The shoulder and thoracic (mid) spine are correlated to each other. They are two regions that are adjacent to one another, however they also have regional interdependence, which means that seemingly unrelated impairments in one region (such as the thoracic spine) may contribute to, or be associated with, a primary complaint in the shoulder. You need optimal amounts of thoracic extension to create an optimal ribcage surface for the scapular to move effectively and efficiently. If there is a lack of extension or increased kyphosis (hunched back), the surface of the ribcage will make overhead motion much more difficult.
Here’s a test you can do at home to show you how thoracic kyphosis/ extension mobility affects overhead movement. Stand with poor posture- head forward, shoulders rolled forward and round your upper back, now try doing an overhead press. No very good huh? Now fix your posture- pull shoulders back, tuck chin, straighten upper back and try the shoulder movement again. Much easier huh? Hence with poor structure/ posture and lack of extension, overhead movements are impossible to do efficiently!

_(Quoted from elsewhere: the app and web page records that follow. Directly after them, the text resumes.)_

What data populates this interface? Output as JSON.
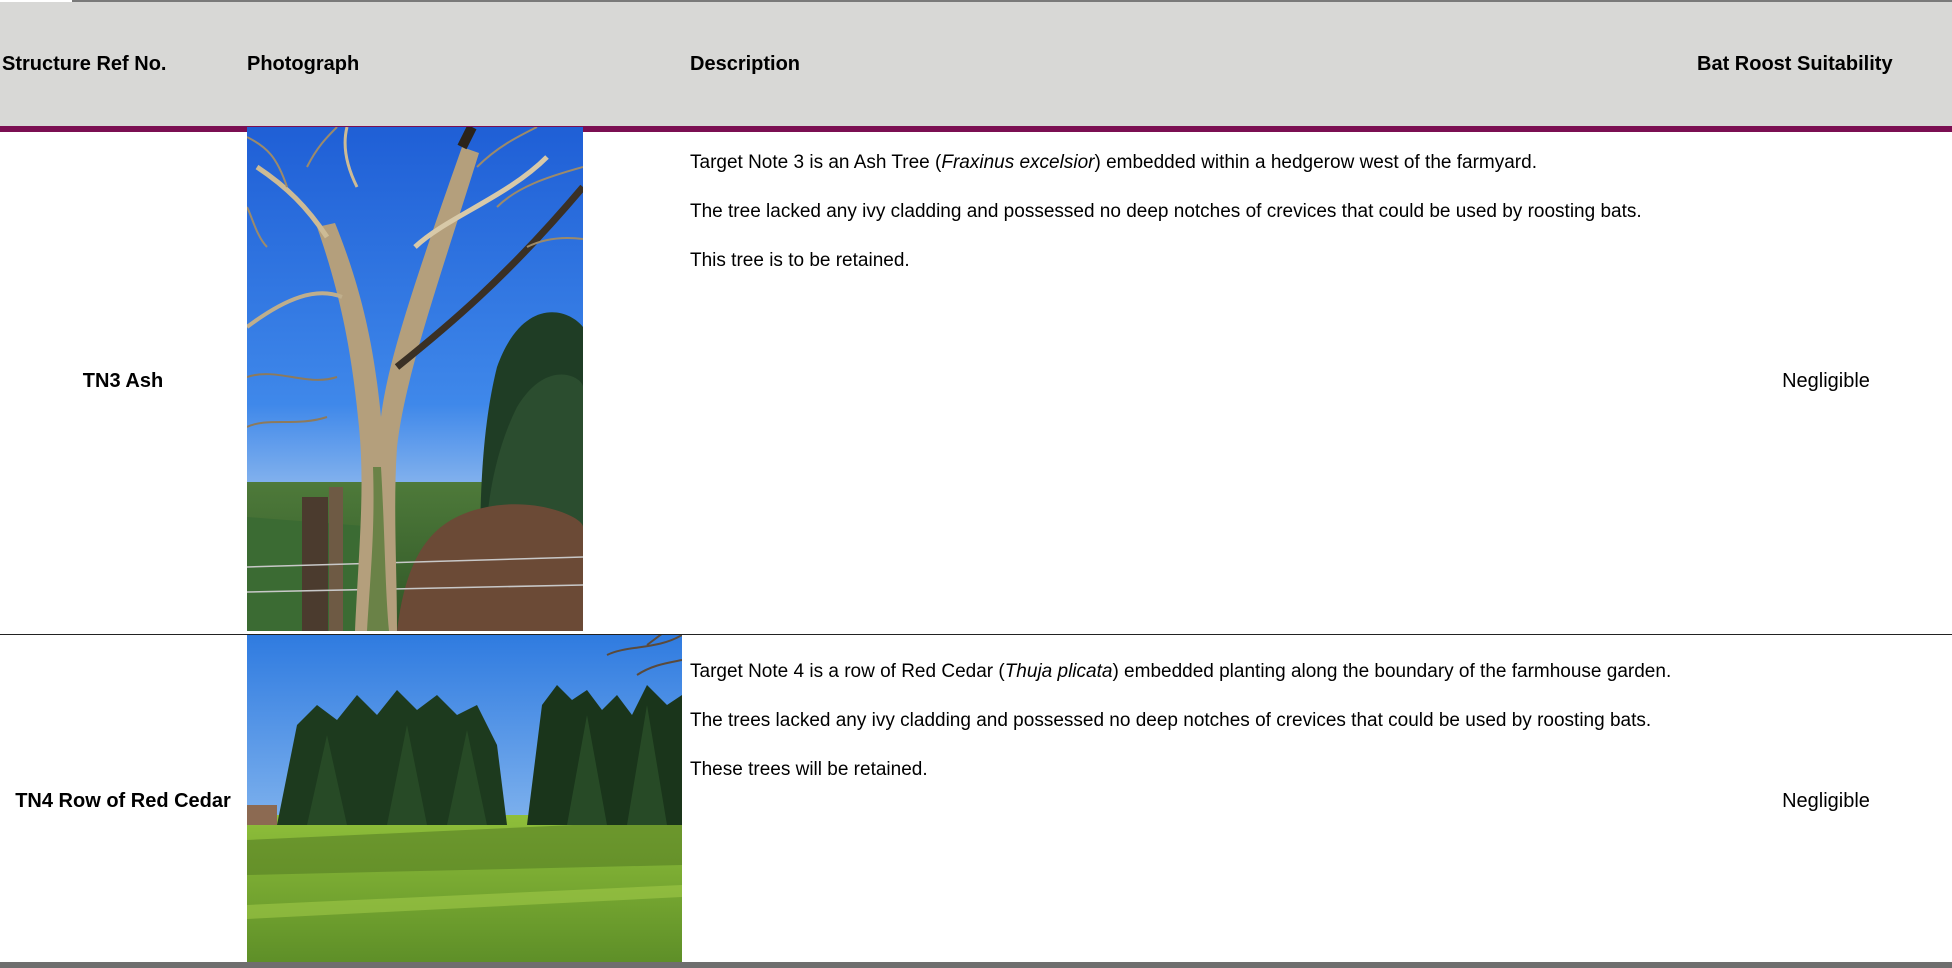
{
  "table": {
    "headers": {
      "ref": "Structure Ref No.",
      "photo": "Photograph",
      "description": "Description",
      "suitability": "Bat Roost Suitability"
    },
    "rows": [
      {
        "ref": "TN3 Ash",
        "photo_icon": "ash-tree-photo",
        "desc": {
          "p1_before": "Target Note 3 is an Ash Tree (",
          "p1_species": "Fraxinus excelsior",
          "p1_after": ") embedded within a hedgerow west of the farmyard.",
          "p2": "The tree lacked any ivy cladding and possessed no deep notches of crevices that could be used by roosting bats.",
          "p3": "This tree is to be retained."
        },
        "suitability": "Negligible"
      },
      {
        "ref": "TN4 Row of Red Cedar",
        "photo_icon": "red-cedar-row-photo",
        "desc": {
          "p1_before": "Target Note 4 is a row of Red Cedar (",
          "p1_species": "Thuja plicata",
          "p1_after": ") embedded planting along the boundary of the farmhouse garden.",
          "p2": "The trees lacked any ivy cladding and possessed no deep notches of crevices that could be used by roosting bats.",
          "p3": "These trees will be retained."
        },
        "suitability": "Negligible"
      }
    ]
  },
  "colors": {
    "header_bg": "#d8d8d6",
    "header_rule": "#7b0f52"
  }
}
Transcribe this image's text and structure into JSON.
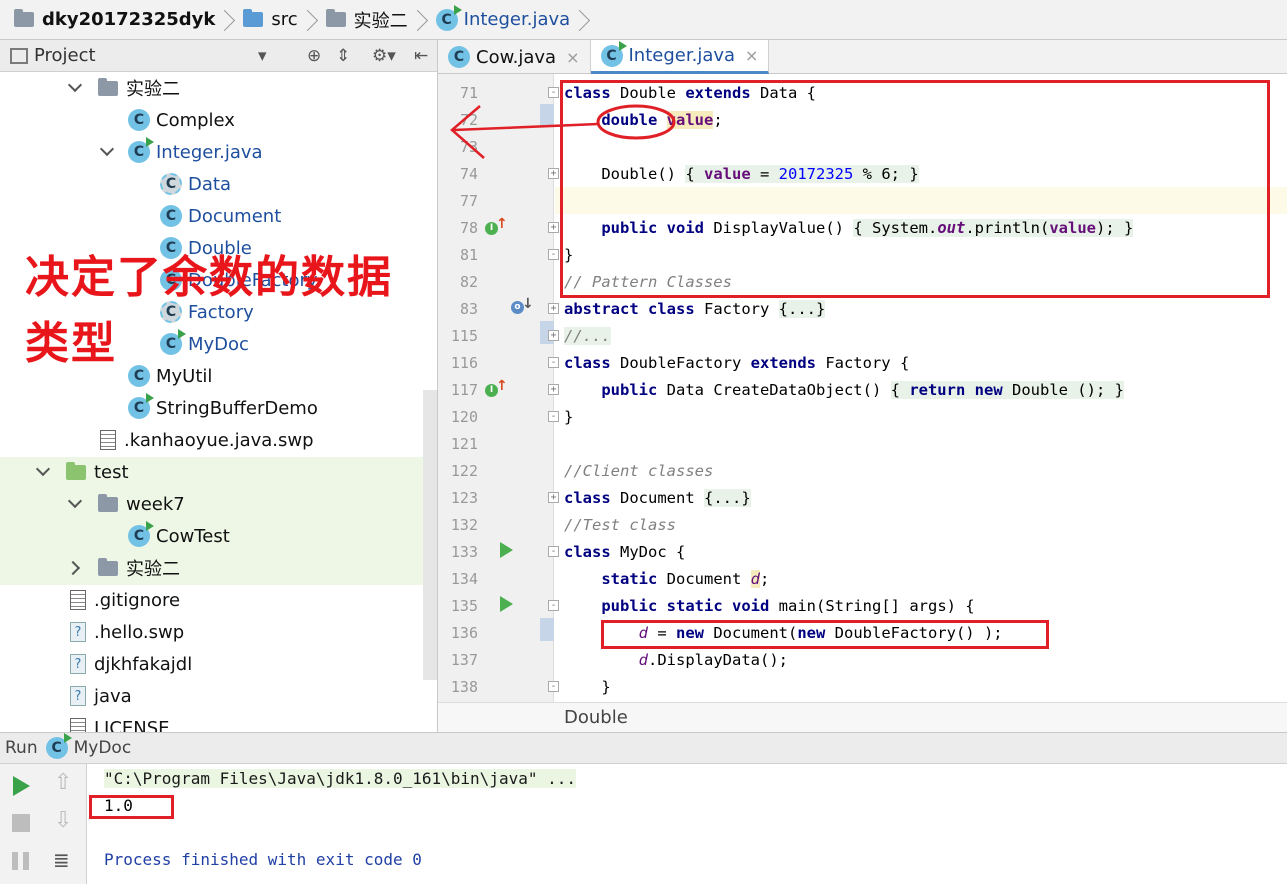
{
  "navbar": {
    "project": "dky20172325dyk",
    "src": "src",
    "pkg": "实验二",
    "file": "Integer.java"
  },
  "project_panel": {
    "title": "Project",
    "tree": [
      {
        "label": "实验二",
        "kind": "folder"
      },
      {
        "label": "Complex",
        "kind": "class"
      },
      {
        "label": "Integer.java",
        "kind": "class-run"
      },
      {
        "label": "Data",
        "kind": "abstract"
      },
      {
        "label": "Document",
        "kind": "class"
      },
      {
        "label": "Double",
        "kind": "class"
      },
      {
        "label": "DoubleFactory",
        "kind": "class"
      },
      {
        "label": "Factory",
        "kind": "abstract"
      },
      {
        "label": "MyDoc",
        "kind": "class-run"
      },
      {
        "label": "MyUtil",
        "kind": "class"
      },
      {
        "label": "StringBufferDemo",
        "kind": "class-run"
      },
      {
        "label": ".kanhaoyue.java.swp",
        "kind": "file"
      },
      {
        "label": "test",
        "kind": "folder-green"
      },
      {
        "label": "week7",
        "kind": "folder"
      },
      {
        "label": "CowTest",
        "kind": "class-run"
      },
      {
        "label": "实验二",
        "kind": "folder"
      },
      {
        "label": ".gitignore",
        "kind": "file"
      },
      {
        "label": ".hello.swp",
        "kind": "unknown"
      },
      {
        "label": "djkhfakajdl",
        "kind": "unknown"
      },
      {
        "label": "java",
        "kind": "unknown"
      },
      {
        "label": "LICENSE",
        "kind": "file"
      }
    ]
  },
  "annotation": {
    "line1": "决定了余数的数据",
    "line2": "类型"
  },
  "tabs": [
    {
      "label": "Cow.java",
      "close": "×"
    },
    {
      "label": "Integer.java",
      "close": "×"
    }
  ],
  "code": {
    "lines": [
      {
        "n": "71"
      },
      {
        "n": "72"
      },
      {
        "n": "73"
      },
      {
        "n": "74"
      },
      {
        "n": "77"
      },
      {
        "n": "78"
      },
      {
        "n": "81"
      },
      {
        "n": "82"
      },
      {
        "n": "83"
      },
      {
        "n": "115"
      },
      {
        "n": "116"
      },
      {
        "n": "117"
      },
      {
        "n": "120"
      },
      {
        "n": "121"
      },
      {
        "n": "122"
      },
      {
        "n": "123"
      },
      {
        "n": "132"
      },
      {
        "n": "133"
      },
      {
        "n": "134"
      },
      {
        "n": "135"
      },
      {
        "n": "136"
      },
      {
        "n": "137"
      },
      {
        "n": "138"
      }
    ],
    "t": {
      "class": "class",
      "extends": "extends",
      "double_name": " Double ",
      "data": " Data {",
      "double_kw": "double",
      "value": "value",
      "semi": ";",
      "ctor": "Double()",
      "ob": "{ ",
      "cb": " }",
      "assign": " = ",
      "num": "20172325",
      "mod": " % 6;",
      "public": "public",
      "void": "void",
      "display": " DisplayValue()",
      "sysout": "System.",
      "out": "out",
      "println": ".println(",
      "close_paren": ");",
      "brace": "}",
      "pattern_cmt": "// Pattern Classes",
      "abstract": "abstract",
      "factory": " Factory ",
      "ellipsis": "{...}",
      "slashdots": "//...",
      "doublefactory": " DoubleFactory ",
      "factory2": " Factory {",
      "createdata": " Data CreateDataObject()",
      "return": "return",
      "new": "new",
      "double_call": " Double ();",
      "client_cmt": "//Client classes",
      "document": " Document ",
      "test_cmt": "//Test class",
      "mydoc": " MyDoc {",
      "static": "static",
      "document2": " Document ",
      "d": "d",
      "main": " main(String[] args) {",
      "docnew": " Document(",
      "dfnew": " DoubleFactory() );",
      "displaydata": ".DisplayData();"
    }
  },
  "editor_breadcrumb": "Double",
  "run": {
    "label": "Run",
    "config": "MyDoc",
    "cmd": "\"C:\\Program Files\\Java\\jdk1.8.0_161\\bin\\java\" ...",
    "output": "1.0",
    "finished": "Process finished with exit code 0"
  },
  "colors": {
    "keyword": "#000080",
    "field": "#660e7a",
    "number": "#0000ff",
    "annotation_red": "#e8161b"
  }
}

The structure of your thoracic spine and ribcage (ie. posture) and the amount of thoracic mobility also has a significant impact on the way your shoulder can function and move, especially at the sub acromial space. The subacromial space is the area in the shoulder where the rotator cuff tendons run through. To keep this space healthy and functioning properly the scapular needs to pull back (retract) and tilt back (posteriorly) with overhead movements. Muscles that may affect these movements include a shortened pectoraclis minor, serratus anterior, upper trapezius and levator scapular muscles. Poor shoulder movement patterns can lead to decreasing the subacromial space and thus causing increased friction and dysfunction. A study conducted at Ohio State University found “that subjects with tight and short pectoralis minor muscles displayed similar scapular kinematics as individuals with shoulder impingements.”